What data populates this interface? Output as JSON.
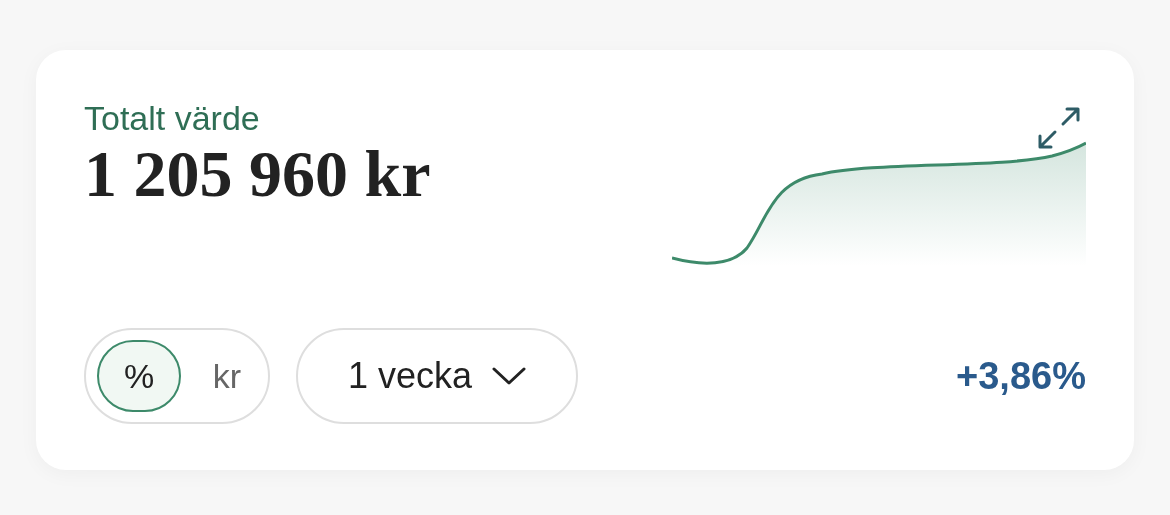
{
  "card": {
    "title": "Totalt värde",
    "value": "1 205 960 kr",
    "unit_toggle": [
      {
        "label": "%",
        "selected": true
      },
      {
        "label": "kr",
        "selected": false
      }
    ],
    "period_dropdown": {
      "label": "1 vecka"
    },
    "change": "+3,86%"
  }
}
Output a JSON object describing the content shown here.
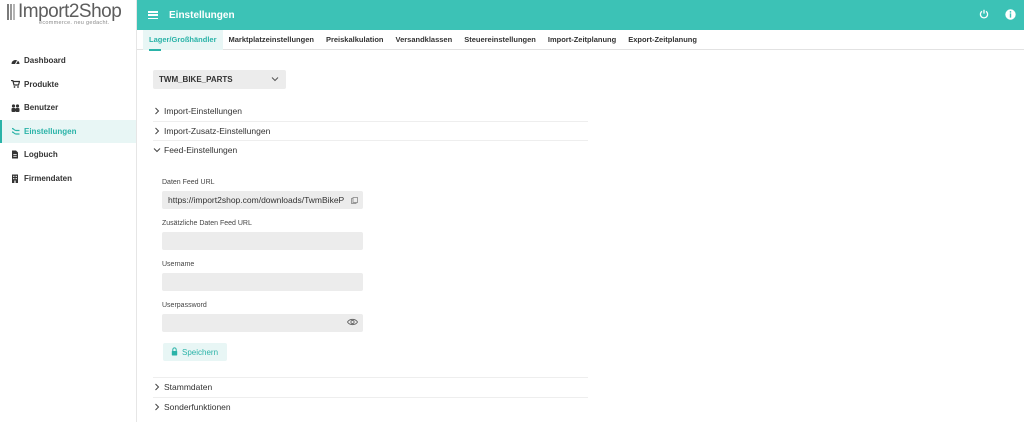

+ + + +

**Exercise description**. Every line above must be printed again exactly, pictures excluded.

**Reply**.
What data populates this interface? Output as JSON.
{
  "card": {
    "title": "Totalt värde",
    "value": "1 205 960 kr",
    "unit_toggle": [
      {
        "label": "%",
        "selected": true
      },
      {
        "label": "kr",
        "selected": false
      }
    ],
    "period_dropdown": {
      "label": "1 vecka"
    },
    "change": "+3,86%"
  }
}
Output a JSON object describing the content shown here.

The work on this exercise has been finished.